» DATA IN THIS EXERCISE:

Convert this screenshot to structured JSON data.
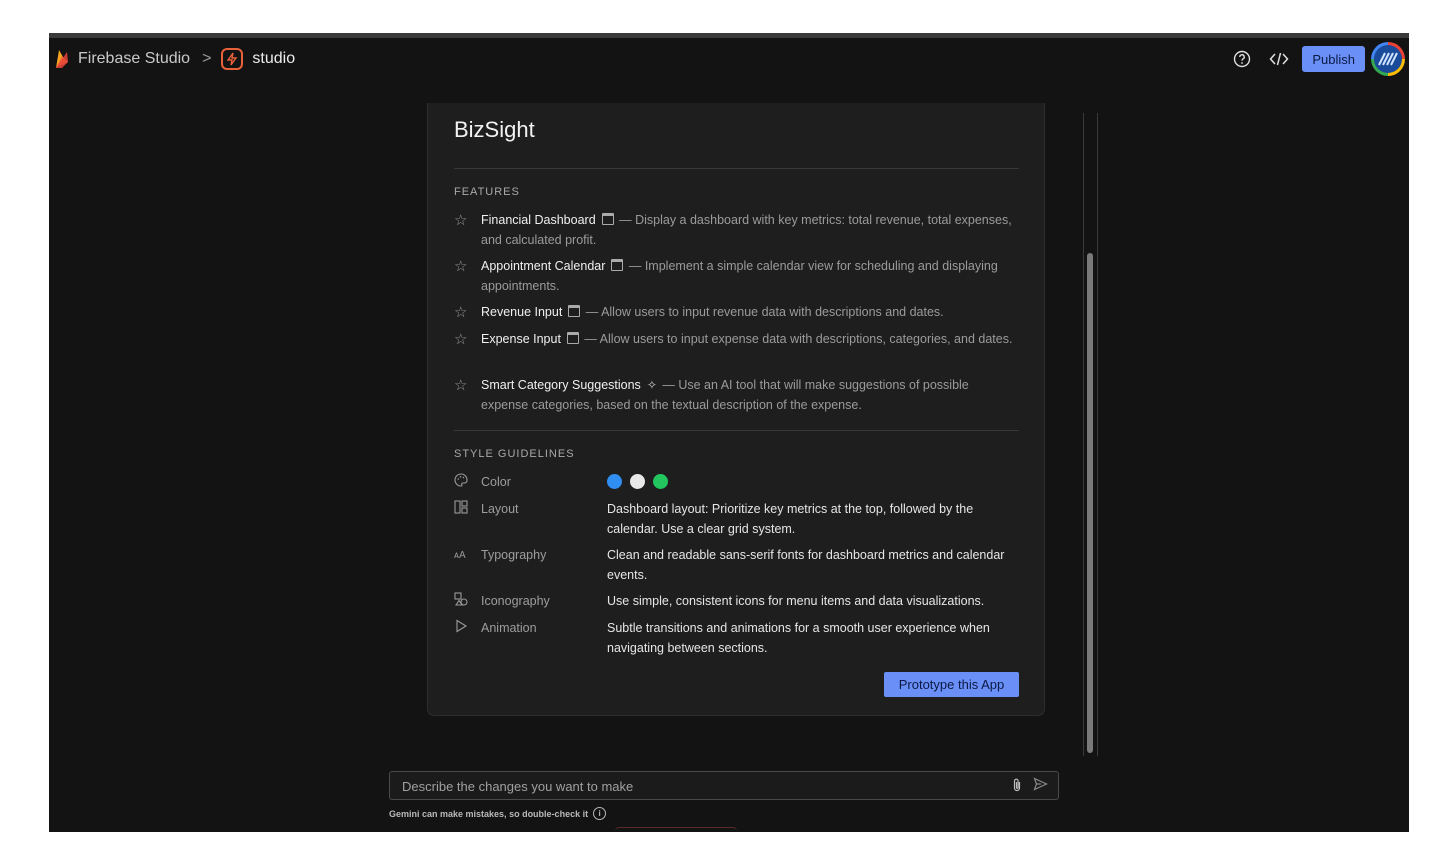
{
  "header": {
    "brand": "Firebase Studio",
    "separator": ">",
    "workspace": "studio",
    "publish_label": "Publish",
    "icons": [
      "help-icon",
      "code-icon"
    ]
  },
  "card": {
    "title": "BizSight",
    "features_label": "FEATURES",
    "features": [
      {
        "name": "Financial Dashboard",
        "icon": "window-icon",
        "desc": " — Display a dashboard with key metrics: total revenue, total expenses, and calculated profit."
      },
      {
        "name": "Appointment Calendar",
        "icon": "window-icon",
        "desc": " — Implement a simple calendar view for scheduling and displaying appointments."
      },
      {
        "name": "Revenue Input",
        "icon": "window-icon",
        "desc": " — Allow users to input revenue data with descriptions and dates."
      },
      {
        "name": "Expense Input",
        "icon": "window-icon",
        "desc": " — Allow users to input expense data with descriptions, categories, and dates."
      },
      {
        "name": "Smart Category Suggestions",
        "icon": "sparkle-icon",
        "desc": " — Use an AI tool that will make suggestions of possible expense categories, based on the textual description of the expense."
      }
    ],
    "style_label": "STYLE GUIDELINES",
    "style": {
      "color_label": "Color",
      "colors": [
        "#2f8ef0",
        "#e8e8e8",
        "#22c55e"
      ],
      "layout_label": "Layout",
      "layout_value": "Dashboard layout: Prioritize key metrics at the top, followed by the calendar. Use a clear grid system.",
      "typography_label": "Typography",
      "typography_value": "Clean and readable sans-serif fonts for dashboard metrics and calendar events.",
      "iconography_label": "Iconography",
      "iconography_value": "Use simple, consistent icons for menu items and data visualizations.",
      "animation_label": "Animation",
      "animation_value": "Subtle transitions and animations for a smooth user experience when navigating between sections."
    },
    "prototype_label": "Prototype this App"
  },
  "chat": {
    "placeholder": "Describe the changes you want to make",
    "disclaimer": "Gemini can make mistakes, so double-check it"
  },
  "colors": {
    "accent": "#6a8ff7",
    "background": "#131313",
    "card": "#1e1e1e"
  }
}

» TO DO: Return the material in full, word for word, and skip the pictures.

» TASK OUTPUT:
Convert this screenshot to structured JSON data.
{
  "header": {
    "brand": "Firebase Studio",
    "separator": ">",
    "workspace": "studio",
    "publish_label": "Publish",
    "icons": [
      "help-icon",
      "code-icon"
    ]
  },
  "card": {
    "title": "BizSight",
    "features_label": "FEATURES",
    "features": [
      {
        "name": "Financial Dashboard",
        "icon": "window-icon",
        "desc": " — Display a dashboard with key metrics: total revenue, total expenses, and calculated profit."
      },
      {
        "name": "Appointment Calendar",
        "icon": "window-icon",
        "desc": " — Implement a simple calendar view for scheduling and displaying appointments."
      },
      {
        "name": "Revenue Input",
        "icon": "window-icon",
        "desc": " — Allow users to input revenue data with descriptions and dates."
      },
      {
        "name": "Expense Input",
        "icon": "window-icon",
        "desc": " — Allow users to input expense data with descriptions, categories, and dates."
      },
      {
        "name": "Smart Category Suggestions",
        "icon": "sparkle-icon",
        "desc": " — Use an AI tool that will make suggestions of possible expense categories, based on the textual description of the expense."
      }
    ],
    "style_label": "STYLE GUIDELINES",
    "style": {
      "color_label": "Color",
      "colors": [
        "#2f8ef0",
        "#e8e8e8",
        "#22c55e"
      ],
      "layout_label": "Layout",
      "layout_value": "Dashboard layout: Prioritize key metrics at the top, followed by the calendar. Use a clear grid system.",
      "typography_label": "Typography",
      "typography_value": "Clean and readable sans-serif fonts for dashboard metrics and calendar events.",
      "iconography_label": "Iconography",
      "iconography_value": "Use simple, consistent icons for menu items and data visualizations.",
      "animation_label": "Animation",
      "animation_value": "Subtle transitions and animations for a smooth user experience when navigating between sections."
    },
    "prototype_label": "Prototype this App"
  },
  "chat": {
    "placeholder": "Describe the changes you want to make",
    "disclaimer": "Gemini can make mistakes, so double-check it"
  },
  "colors": {
    "accent": "#6a8ff7",
    "background": "#131313",
    "card": "#1e1e1e"
  }
}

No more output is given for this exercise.